* Task directions *
When a line below contains the word "heading", copy that line.

* Dataset *
==*==

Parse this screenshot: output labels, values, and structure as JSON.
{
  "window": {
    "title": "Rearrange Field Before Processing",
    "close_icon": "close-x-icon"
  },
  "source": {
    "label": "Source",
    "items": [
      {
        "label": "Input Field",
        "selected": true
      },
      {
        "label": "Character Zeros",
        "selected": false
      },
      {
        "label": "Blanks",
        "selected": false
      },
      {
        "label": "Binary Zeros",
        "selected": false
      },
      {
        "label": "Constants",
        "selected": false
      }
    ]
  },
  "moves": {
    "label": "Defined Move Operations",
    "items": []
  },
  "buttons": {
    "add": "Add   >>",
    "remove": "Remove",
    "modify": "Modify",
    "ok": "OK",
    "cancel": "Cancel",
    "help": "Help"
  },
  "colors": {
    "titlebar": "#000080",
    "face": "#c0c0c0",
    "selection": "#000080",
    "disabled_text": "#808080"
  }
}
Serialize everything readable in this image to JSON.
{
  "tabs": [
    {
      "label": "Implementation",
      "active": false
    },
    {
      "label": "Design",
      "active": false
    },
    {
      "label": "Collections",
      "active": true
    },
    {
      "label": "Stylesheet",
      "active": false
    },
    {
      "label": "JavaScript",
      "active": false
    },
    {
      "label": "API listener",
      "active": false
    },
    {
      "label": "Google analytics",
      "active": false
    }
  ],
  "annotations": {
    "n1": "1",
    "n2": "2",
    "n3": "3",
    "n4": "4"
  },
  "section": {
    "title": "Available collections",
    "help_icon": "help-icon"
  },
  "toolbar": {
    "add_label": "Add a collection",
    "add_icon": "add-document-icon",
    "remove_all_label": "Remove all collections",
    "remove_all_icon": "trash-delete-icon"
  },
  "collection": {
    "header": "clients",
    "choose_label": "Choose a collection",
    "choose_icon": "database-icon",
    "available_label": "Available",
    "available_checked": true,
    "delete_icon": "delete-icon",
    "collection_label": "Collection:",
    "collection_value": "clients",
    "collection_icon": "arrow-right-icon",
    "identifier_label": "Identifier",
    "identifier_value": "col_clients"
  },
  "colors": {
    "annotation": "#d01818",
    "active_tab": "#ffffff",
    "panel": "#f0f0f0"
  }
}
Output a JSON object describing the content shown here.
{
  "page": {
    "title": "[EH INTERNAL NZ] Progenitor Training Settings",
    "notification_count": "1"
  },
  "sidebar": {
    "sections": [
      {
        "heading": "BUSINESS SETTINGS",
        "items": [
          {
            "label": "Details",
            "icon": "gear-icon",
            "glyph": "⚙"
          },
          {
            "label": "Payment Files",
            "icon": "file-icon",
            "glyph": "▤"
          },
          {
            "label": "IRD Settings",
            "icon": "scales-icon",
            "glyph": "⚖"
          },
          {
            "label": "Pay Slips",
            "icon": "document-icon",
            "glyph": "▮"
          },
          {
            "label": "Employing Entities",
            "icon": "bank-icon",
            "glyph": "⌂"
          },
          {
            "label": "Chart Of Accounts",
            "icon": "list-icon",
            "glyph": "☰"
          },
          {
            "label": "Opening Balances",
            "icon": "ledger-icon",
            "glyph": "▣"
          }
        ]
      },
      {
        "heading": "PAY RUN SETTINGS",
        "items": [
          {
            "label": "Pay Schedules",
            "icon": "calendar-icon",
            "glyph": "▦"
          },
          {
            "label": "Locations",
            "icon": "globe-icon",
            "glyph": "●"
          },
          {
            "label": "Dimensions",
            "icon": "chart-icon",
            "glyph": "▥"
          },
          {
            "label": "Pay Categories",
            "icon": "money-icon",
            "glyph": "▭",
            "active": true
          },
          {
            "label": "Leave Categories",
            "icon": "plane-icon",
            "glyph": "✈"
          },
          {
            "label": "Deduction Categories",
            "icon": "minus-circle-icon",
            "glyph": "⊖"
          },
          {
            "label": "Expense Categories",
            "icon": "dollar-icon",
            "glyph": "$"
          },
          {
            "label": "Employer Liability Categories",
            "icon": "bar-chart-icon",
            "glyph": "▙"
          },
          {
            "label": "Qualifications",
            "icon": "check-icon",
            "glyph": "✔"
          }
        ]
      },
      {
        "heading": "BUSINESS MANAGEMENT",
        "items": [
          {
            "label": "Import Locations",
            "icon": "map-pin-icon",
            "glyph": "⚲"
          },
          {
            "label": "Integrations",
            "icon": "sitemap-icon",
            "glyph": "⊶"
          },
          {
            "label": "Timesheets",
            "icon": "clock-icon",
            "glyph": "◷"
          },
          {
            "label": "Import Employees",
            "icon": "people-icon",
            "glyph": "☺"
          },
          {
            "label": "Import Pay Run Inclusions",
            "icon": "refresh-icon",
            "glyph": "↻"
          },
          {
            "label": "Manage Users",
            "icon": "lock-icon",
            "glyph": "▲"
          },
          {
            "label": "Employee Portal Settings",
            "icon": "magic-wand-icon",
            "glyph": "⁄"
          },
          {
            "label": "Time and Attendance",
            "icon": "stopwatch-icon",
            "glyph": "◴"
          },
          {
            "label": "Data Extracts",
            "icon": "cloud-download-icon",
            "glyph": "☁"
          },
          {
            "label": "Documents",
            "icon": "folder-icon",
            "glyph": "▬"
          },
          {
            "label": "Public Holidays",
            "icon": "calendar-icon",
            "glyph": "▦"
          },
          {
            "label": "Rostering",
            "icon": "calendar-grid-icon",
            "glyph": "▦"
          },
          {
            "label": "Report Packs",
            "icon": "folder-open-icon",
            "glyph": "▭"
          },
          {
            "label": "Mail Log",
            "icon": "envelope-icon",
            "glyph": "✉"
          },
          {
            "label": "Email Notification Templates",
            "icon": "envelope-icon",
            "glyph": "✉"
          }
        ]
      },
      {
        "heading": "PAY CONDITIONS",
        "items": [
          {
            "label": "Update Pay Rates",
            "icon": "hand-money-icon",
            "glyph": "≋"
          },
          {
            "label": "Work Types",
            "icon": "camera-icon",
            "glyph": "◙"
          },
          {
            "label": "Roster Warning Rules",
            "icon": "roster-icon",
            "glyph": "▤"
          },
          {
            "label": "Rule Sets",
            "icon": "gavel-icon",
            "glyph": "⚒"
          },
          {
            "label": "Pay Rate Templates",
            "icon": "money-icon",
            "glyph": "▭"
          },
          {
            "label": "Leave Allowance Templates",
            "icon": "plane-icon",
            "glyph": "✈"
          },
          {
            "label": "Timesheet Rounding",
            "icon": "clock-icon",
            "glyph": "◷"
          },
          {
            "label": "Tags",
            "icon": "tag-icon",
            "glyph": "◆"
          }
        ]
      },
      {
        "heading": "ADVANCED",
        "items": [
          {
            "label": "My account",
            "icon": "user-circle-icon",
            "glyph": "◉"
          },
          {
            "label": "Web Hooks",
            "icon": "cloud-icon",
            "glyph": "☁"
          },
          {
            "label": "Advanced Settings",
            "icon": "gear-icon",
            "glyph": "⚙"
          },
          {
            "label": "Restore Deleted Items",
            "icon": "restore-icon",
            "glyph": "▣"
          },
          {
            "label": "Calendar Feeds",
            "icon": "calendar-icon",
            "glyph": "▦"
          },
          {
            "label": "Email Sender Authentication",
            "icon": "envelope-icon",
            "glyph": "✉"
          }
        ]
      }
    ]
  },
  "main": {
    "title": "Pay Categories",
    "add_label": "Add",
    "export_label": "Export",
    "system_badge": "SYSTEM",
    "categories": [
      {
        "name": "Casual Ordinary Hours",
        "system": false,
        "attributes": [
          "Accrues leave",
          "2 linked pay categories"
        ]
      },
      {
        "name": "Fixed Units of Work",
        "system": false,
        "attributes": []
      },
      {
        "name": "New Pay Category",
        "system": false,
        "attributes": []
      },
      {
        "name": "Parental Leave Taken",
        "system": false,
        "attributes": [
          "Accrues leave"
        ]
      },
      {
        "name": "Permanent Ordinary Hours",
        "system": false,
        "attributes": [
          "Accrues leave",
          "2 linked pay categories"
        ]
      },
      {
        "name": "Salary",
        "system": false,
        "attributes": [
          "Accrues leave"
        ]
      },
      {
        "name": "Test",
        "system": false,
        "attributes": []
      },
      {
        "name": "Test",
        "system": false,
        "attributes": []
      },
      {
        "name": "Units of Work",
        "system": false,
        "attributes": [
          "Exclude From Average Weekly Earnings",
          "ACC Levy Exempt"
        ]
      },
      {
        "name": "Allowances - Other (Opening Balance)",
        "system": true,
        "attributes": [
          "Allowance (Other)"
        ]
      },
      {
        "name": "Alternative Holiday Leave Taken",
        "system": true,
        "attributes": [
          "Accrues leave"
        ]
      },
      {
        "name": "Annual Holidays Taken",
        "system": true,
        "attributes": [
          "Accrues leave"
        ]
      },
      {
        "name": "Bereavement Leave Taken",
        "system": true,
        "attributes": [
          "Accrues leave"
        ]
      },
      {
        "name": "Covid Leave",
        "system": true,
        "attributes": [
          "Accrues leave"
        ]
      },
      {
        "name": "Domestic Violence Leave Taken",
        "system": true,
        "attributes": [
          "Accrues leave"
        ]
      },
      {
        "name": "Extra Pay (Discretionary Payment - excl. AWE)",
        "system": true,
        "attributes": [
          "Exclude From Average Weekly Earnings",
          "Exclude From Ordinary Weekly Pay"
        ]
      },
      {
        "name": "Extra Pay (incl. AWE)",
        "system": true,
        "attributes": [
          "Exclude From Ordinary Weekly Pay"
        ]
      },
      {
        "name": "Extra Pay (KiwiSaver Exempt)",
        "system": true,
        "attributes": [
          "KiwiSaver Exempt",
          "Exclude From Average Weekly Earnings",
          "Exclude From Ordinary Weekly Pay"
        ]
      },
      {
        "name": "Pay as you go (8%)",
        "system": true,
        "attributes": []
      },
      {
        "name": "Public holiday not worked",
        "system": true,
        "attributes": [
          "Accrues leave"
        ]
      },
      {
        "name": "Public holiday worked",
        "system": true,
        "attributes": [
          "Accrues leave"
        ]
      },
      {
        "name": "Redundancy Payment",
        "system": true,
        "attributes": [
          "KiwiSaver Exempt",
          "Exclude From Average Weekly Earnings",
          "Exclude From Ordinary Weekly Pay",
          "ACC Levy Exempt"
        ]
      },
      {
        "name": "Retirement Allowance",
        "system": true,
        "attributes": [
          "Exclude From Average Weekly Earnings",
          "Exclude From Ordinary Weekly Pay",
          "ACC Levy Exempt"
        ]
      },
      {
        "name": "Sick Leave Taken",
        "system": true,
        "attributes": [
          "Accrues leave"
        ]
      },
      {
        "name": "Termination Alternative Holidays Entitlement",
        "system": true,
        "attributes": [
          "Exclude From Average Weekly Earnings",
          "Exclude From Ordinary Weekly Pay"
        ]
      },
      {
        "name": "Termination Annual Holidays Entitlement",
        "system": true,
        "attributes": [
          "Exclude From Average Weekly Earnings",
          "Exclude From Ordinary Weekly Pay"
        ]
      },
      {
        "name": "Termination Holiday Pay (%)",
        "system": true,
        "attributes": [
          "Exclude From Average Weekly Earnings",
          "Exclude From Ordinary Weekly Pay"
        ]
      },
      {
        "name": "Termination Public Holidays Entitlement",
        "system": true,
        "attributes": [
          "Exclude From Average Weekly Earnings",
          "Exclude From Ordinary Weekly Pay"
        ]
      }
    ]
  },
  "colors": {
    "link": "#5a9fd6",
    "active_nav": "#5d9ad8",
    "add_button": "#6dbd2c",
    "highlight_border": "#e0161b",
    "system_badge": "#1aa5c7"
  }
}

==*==

* Written answer *
        "heading": "BUSINESS SETTINGS",
        "heading": "PAY RUN SETTINGS",
        "heading": "BUSINESS MANAGEMENT",
        "heading": "PAY CONDITIONS",
        "heading": "ADVANCED",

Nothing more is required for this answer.